I am writing to request some advice about whether I should consider OpenGL for a project. My need is to be able draw simple 3D line drawings and create a high resolution print out on letter-size paper, or a high-resolution digital image in, say, JPEG format. I am wondering whether OpenGL can do that, and whether it is the best tool for the job. If not, what other tool might be better?

The drawings are basically equivalent to what you could draw with a pencil–no color, shading or grey scale allowed, just black and white. Lines should be able to have various thicknesses. I need to be able to somehow input surfaces and lines to draw, and have hidden lines removed or possibly drawn dashed. A few examples:

  1. Draw spheres representing Earth and the moon, show the axis, their equators, and the plane of revolution of the moon about Earth. Curved arrows could show the rotation direction of each and the direction of revolution of the moon about Earth.
  2. Draw a slice through a cylinder that contains concentric layers of a substance to be shown in alternating black and white layers.
  3. Draw two approximately parallel slightly curving surfaces with a prismatic finite element between them, showing hidden lines.

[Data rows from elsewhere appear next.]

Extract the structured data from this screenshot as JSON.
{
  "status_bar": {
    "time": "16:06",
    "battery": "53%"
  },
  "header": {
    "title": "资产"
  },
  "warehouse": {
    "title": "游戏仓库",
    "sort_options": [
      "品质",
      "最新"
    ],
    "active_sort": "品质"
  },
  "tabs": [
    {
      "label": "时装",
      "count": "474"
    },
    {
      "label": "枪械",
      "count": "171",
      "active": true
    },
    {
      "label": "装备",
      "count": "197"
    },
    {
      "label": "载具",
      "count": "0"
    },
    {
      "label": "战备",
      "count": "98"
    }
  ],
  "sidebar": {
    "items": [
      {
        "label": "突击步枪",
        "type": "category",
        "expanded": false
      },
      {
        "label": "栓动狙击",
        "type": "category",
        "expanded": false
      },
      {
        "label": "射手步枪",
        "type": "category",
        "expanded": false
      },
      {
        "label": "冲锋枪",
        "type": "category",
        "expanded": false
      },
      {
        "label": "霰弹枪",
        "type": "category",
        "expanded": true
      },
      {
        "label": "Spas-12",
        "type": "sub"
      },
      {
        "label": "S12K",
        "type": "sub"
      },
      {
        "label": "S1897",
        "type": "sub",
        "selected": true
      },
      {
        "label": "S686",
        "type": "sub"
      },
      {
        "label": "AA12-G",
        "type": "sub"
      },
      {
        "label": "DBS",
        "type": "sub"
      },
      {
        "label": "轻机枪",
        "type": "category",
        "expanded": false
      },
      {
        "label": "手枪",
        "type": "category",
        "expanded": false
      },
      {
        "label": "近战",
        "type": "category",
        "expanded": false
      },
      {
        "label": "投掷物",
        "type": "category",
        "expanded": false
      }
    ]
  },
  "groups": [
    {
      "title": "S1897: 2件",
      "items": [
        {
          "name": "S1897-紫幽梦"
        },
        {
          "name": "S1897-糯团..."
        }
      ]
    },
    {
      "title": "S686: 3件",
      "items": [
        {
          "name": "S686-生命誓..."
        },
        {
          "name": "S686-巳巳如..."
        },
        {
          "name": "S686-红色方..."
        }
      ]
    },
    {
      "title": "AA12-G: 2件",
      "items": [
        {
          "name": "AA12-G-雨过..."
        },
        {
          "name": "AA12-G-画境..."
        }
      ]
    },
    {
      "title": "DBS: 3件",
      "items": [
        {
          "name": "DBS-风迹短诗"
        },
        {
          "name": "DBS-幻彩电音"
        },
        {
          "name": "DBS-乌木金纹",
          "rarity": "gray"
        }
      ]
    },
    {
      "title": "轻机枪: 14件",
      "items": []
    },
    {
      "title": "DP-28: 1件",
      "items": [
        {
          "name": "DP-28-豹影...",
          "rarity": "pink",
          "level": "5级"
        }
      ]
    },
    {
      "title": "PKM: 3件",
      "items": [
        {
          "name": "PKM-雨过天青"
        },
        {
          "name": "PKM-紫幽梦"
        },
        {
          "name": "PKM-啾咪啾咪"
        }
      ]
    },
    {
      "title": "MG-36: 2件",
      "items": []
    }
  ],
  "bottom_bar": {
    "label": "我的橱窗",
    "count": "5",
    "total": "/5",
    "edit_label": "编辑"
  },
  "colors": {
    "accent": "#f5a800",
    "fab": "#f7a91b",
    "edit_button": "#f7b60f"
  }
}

It would be nice to be able display the objects in space, and rotate them before printing to get the most effective angle. An overlay layer where I could put text labels (including possibly equations) onto the drawing would be a nice to have, but not necessary. Most important, though, is a quality print of the drawing, so rendering speed is not particularly a concern.

I prefer Linux but have access to Windows XP and Mac. If OpenGL is the way to go, is there a text that is a bit better than others about this particular kind of line drawing?

Thanks for your help!

Man, I love that name :smiley:

OpenGL rocks for line drawing. You just can’t beat it.

If you’re new to OpenGL, the (free) online programming guide will get you up to speed.

It covers line drawing and a whole bunch more, and all in a platform independent way.

When using OpenGL you can have little problem with that high-res thing. Widh 600dpi you can get like 4800x6000 image.
Since you need to print the image then you should render it to a texture. On current hadrware texture size is limited (ATI: 2048x2048, NVIDIA:4096x4096).
So you will probably have to split your image into smaller parts, render them one by one and copy these fragments to system memory.